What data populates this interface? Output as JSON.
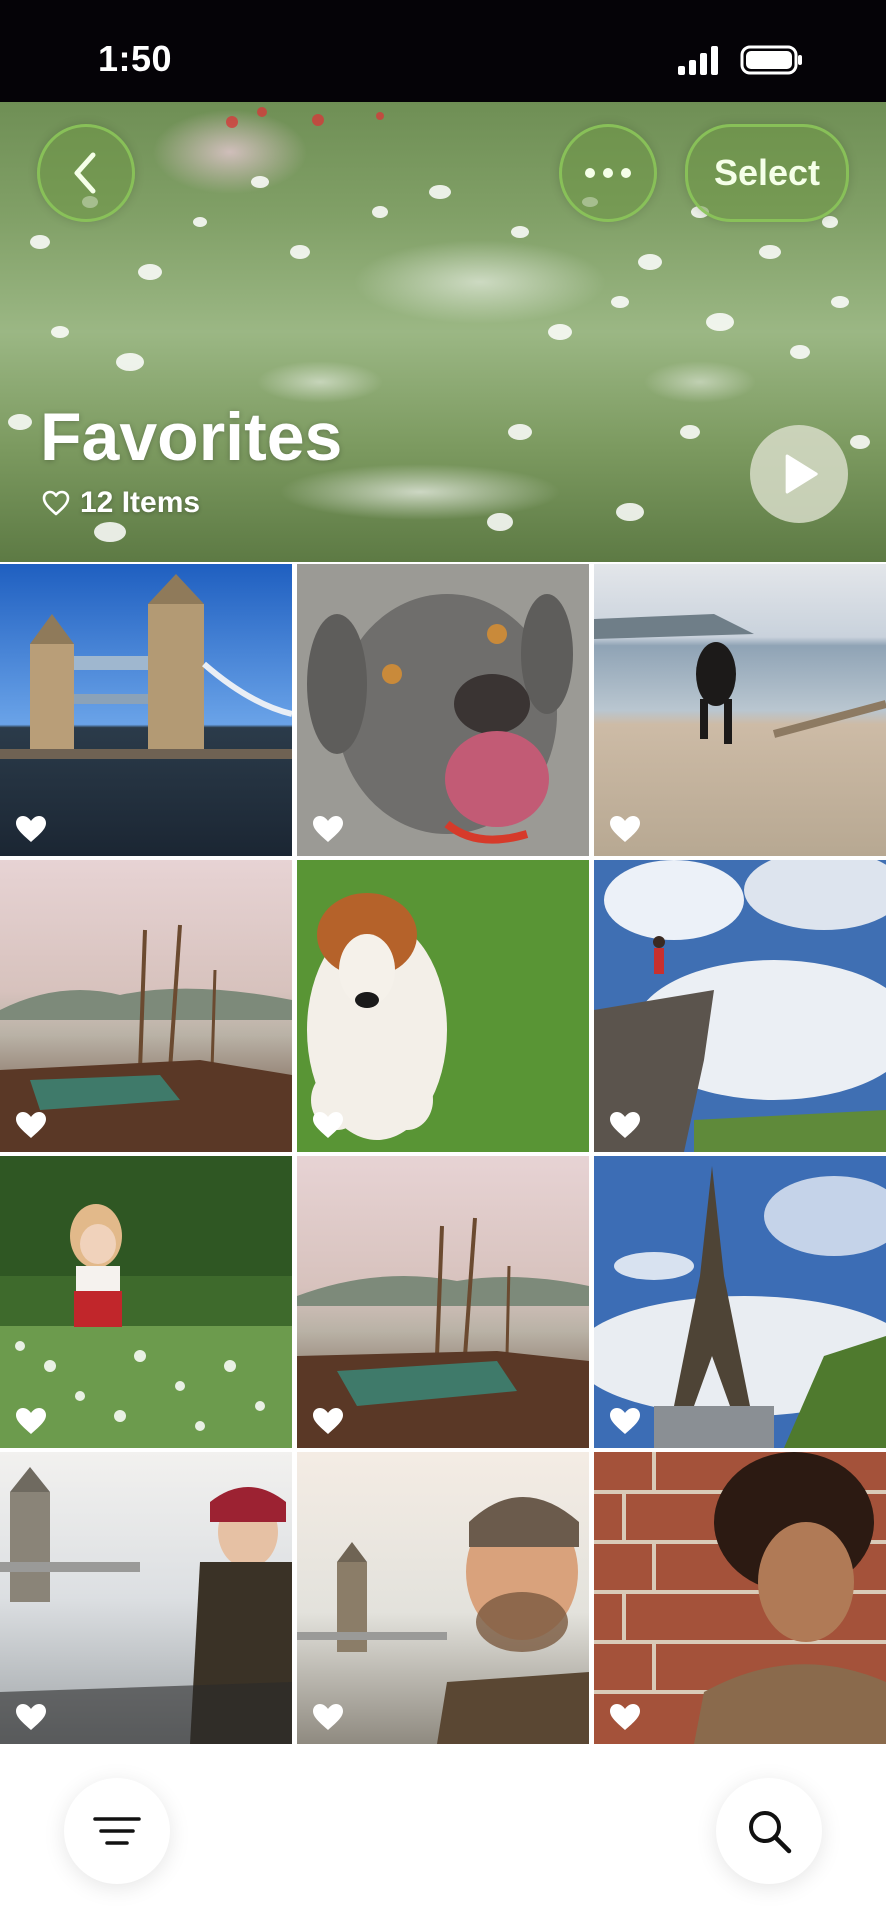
{
  "status_bar": {
    "time": "1:50"
  },
  "header": {
    "select_label": "Select",
    "title": "Favorites",
    "count_label": "12 Items"
  },
  "photos": [
    {
      "subject": "Tower Bridge",
      "favorite": true
    },
    {
      "subject": "Grey dog portrait",
      "favorite": true
    },
    {
      "subject": "Dog running on beach",
      "favorite": true
    },
    {
      "subject": "Boats at lakeshore",
      "favorite": true
    },
    {
      "subject": "Puppy on grass",
      "favorite": true
    },
    {
      "subject": "Hiker on rock",
      "favorite": true
    },
    {
      "subject": "Girl in flower field",
      "favorite": true
    },
    {
      "subject": "Boats at lakeshore",
      "favorite": true
    },
    {
      "subject": "Eiffel Tower",
      "favorite": true
    },
    {
      "subject": "Woman by Thames",
      "favorite": true
    },
    {
      "subject": "Man selfie by Tower Bridge",
      "favorite": true
    },
    {
      "subject": "Woman by brick wall",
      "favorite": true
    }
  ],
  "icons": {
    "back": "chevron-left-icon",
    "more": "ellipsis-icon",
    "play": "play-icon",
    "heart": "heart-icon",
    "sort": "sort-lines-icon",
    "search": "magnifier-icon"
  },
  "colors": {
    "status_bar": "#050307",
    "hero_button_border": "#8cc85a",
    "heart": "#ffffff"
  }
}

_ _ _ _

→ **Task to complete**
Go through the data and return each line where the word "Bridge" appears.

→ **Result**
      "subject": "Tower Bridge",
      "subject": "Man selfie by Tower Bridge",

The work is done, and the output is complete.